#### What the exercise asks:
If a line in the records below contains the word "icon", copy it.

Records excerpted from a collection
=======

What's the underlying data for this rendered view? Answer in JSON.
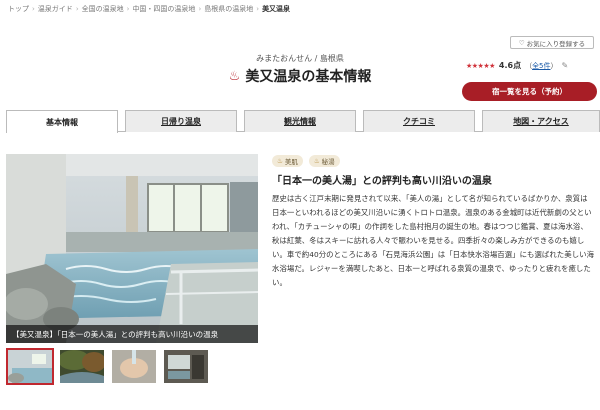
{
  "breadcrumb": [
    "トップ",
    "温泉ガイド",
    "全国の温泉地",
    "中国・四国の温泉地",
    "島根県の温泉地",
    "美又温泉"
  ],
  "header": {
    "kana_region": "みまたおんせん / 島根県",
    "title": "美又温泉の基本情報",
    "title_icon": "hot-spring-icon"
  },
  "actions": {
    "favorite_label": "お気に入り登録する",
    "rating_stars": "★★★★★",
    "rating_score": "4.6点",
    "rating_count_prefix": "（",
    "rating_count_link": "全5件",
    "rating_count_suffix": "）",
    "inn_list_label": "宿一覧を見る（予約）"
  },
  "tabs": [
    {
      "label": "基本情報",
      "active": true
    },
    {
      "label": "日帰り温泉",
      "active": false
    },
    {
      "label": "観光情報",
      "active": false
    },
    {
      "label": "クチコミ",
      "active": false
    },
    {
      "label": "地図・アクセス",
      "active": false
    }
  ],
  "photo": {
    "caption": "【美又温泉】「日本一の美人湯」との評判も高い川沿いの温泉"
  },
  "tags": [
    {
      "label": "美肌",
      "icon": "beauty-icon"
    },
    {
      "label": "秘湯",
      "icon": "hot-spring-icon"
    }
  ],
  "headline": "「日本一の美人湯」との評判も高い川沿いの温泉",
  "description": [
    "歴史は古く江戸末期に発見されて以来、「美人の湯」として名が知られているばかりか、泉質は日本一といわれるほどの美又川沿いに湧くトロトロ温泉。温泉のある金城町は近代新劇の父といわれ、「カチューシャの唄」の作詞をした島村抱月の誕生の地。春はつつじ鑑賞、夏は海水浴、秋は紅葉、冬はスキーに訪れる人々で賑わいを見せる。四季折々の楽しみ方ができるのも嬉しい。車で約40分のところにある「石見海浜公園」は「日本快水浴場百選」にも選ばれた美しい海水浴場だ。レジャーを満喫したあと、日本一と呼ばれる泉質の温泉で、ゆったりと疲れを癒したい。"
  ],
  "colors": {
    "accent": "#a81e26",
    "star": "#d0333b",
    "link": "#1a5aa8"
  }
}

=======

#### Response box:
    "title_icon": "hot-spring-icon"
      "icon": "beauty-icon"
      "icon": "hot-spring-icon"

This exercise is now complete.